- Your assignment
When the string "from" is part of a line below, that line should be copied.

- Supplied data
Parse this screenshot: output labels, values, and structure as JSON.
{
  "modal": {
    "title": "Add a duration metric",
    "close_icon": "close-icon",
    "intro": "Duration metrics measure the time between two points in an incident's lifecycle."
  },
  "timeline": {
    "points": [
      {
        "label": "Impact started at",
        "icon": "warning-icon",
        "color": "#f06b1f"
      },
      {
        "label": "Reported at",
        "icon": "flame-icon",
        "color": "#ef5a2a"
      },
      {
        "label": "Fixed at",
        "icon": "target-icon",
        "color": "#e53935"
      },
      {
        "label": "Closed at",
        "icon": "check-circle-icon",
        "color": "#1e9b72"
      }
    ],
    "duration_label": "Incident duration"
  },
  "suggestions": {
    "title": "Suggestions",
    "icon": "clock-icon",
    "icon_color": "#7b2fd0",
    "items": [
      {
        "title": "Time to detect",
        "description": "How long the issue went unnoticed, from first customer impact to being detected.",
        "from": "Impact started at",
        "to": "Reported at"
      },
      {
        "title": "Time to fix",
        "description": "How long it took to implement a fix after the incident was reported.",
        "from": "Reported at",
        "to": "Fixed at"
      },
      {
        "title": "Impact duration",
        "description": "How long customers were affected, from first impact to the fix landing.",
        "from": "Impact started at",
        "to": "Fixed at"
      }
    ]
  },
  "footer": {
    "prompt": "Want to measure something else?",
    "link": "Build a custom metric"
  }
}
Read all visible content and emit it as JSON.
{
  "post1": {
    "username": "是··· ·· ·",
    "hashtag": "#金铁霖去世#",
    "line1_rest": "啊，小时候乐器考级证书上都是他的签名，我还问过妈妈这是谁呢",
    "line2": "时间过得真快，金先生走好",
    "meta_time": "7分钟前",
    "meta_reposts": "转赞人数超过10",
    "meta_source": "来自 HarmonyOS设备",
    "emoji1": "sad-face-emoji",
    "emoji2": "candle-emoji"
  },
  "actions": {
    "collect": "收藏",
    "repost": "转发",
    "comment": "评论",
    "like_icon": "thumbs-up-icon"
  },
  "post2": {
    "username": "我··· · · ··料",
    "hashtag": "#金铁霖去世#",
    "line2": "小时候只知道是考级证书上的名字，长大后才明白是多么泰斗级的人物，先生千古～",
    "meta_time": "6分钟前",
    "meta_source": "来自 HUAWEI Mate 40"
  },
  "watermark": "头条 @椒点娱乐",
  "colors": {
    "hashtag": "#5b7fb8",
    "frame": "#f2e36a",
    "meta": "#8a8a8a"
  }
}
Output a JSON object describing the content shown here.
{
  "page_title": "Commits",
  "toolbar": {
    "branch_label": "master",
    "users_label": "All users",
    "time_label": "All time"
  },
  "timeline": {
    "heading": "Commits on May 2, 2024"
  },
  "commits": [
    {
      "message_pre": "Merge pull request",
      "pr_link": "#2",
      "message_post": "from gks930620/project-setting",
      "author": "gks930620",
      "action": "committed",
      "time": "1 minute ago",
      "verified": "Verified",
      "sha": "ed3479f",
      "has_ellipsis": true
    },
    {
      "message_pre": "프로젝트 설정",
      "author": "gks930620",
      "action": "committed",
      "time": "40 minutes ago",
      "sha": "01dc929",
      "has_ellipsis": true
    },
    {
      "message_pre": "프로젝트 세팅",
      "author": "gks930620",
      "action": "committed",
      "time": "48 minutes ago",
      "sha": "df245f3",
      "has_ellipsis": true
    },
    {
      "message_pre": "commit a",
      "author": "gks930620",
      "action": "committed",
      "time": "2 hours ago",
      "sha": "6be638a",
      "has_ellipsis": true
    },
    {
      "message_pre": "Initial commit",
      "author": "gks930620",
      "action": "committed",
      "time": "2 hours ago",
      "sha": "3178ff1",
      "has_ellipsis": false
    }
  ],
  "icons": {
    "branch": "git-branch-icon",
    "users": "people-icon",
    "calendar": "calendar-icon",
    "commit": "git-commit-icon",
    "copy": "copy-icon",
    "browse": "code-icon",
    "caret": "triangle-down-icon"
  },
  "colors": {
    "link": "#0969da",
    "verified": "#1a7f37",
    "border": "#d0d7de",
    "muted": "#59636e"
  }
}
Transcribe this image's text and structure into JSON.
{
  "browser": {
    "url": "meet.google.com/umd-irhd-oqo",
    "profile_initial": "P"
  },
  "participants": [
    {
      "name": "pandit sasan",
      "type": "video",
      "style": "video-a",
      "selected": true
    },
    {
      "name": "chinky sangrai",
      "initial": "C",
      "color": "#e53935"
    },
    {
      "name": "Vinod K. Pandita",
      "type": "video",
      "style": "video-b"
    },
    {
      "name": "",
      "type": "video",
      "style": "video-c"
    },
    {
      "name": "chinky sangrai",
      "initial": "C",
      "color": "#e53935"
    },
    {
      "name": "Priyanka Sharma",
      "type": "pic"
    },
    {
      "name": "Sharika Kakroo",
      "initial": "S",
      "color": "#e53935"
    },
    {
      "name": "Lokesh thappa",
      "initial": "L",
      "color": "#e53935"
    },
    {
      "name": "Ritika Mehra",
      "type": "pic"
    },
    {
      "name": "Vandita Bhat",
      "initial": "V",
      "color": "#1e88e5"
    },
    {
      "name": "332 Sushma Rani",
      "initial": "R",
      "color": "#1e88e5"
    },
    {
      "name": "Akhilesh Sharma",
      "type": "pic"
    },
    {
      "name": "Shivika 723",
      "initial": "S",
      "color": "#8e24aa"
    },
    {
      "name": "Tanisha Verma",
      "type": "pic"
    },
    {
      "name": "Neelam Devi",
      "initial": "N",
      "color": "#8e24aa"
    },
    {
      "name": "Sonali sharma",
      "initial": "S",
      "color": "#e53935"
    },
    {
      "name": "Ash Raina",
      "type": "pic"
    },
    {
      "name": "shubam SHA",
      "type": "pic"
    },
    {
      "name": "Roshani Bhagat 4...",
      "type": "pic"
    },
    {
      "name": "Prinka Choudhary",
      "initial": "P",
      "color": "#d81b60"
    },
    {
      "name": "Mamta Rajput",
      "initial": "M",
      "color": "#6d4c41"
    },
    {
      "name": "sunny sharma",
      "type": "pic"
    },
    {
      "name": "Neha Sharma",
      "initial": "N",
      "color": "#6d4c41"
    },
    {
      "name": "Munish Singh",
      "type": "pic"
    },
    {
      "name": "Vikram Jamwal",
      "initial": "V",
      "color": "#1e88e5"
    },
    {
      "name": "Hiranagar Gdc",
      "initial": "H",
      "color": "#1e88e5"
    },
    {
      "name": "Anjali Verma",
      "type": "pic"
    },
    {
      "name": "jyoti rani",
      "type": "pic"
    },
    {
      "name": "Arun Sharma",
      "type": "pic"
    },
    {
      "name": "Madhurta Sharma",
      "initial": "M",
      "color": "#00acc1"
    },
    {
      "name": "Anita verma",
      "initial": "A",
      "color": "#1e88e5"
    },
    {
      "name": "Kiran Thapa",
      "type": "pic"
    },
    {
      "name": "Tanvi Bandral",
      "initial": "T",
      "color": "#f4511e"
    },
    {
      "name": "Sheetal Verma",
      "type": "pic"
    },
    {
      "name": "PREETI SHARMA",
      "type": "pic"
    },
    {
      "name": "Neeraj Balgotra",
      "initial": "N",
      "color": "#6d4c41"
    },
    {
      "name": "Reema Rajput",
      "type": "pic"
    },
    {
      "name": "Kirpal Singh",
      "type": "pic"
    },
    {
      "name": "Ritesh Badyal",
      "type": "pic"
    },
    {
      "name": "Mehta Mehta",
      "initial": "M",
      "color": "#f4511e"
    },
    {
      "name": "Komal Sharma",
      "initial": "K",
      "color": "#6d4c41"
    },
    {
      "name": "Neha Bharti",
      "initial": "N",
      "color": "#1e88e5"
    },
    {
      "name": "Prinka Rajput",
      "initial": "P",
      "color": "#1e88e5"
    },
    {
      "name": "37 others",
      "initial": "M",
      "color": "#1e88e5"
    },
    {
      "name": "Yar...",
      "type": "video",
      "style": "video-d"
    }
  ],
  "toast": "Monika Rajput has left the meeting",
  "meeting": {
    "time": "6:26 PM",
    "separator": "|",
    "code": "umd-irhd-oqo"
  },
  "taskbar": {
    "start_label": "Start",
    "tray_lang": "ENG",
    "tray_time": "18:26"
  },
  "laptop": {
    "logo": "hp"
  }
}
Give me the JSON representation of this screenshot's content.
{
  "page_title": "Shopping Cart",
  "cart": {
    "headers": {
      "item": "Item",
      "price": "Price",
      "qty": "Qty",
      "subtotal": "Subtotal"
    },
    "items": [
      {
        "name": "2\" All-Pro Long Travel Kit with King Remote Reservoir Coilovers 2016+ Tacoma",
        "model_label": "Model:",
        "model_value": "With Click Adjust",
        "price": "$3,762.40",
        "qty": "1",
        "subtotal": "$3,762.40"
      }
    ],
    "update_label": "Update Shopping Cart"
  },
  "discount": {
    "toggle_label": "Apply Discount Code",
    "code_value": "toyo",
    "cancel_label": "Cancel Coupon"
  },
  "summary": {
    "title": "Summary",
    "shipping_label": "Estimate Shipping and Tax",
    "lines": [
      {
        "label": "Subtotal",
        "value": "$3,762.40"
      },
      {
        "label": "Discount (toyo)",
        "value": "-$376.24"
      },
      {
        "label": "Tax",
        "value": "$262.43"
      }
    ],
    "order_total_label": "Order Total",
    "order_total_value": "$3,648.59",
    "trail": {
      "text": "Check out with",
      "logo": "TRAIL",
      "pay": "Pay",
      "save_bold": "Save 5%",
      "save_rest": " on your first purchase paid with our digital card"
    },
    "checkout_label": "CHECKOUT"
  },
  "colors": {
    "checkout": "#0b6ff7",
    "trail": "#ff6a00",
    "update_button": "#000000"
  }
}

- Response to the exercise
        "description": "How long the issue went unnoticed, from first customer impact to being detected.",
        "from": "Impact started at",
        "from": "Reported at",
        "description": "How long customers were affected, from first impact to the fix landing.",
        "from": "Impact started at",
      "message_post": "from gks930620/project-setting",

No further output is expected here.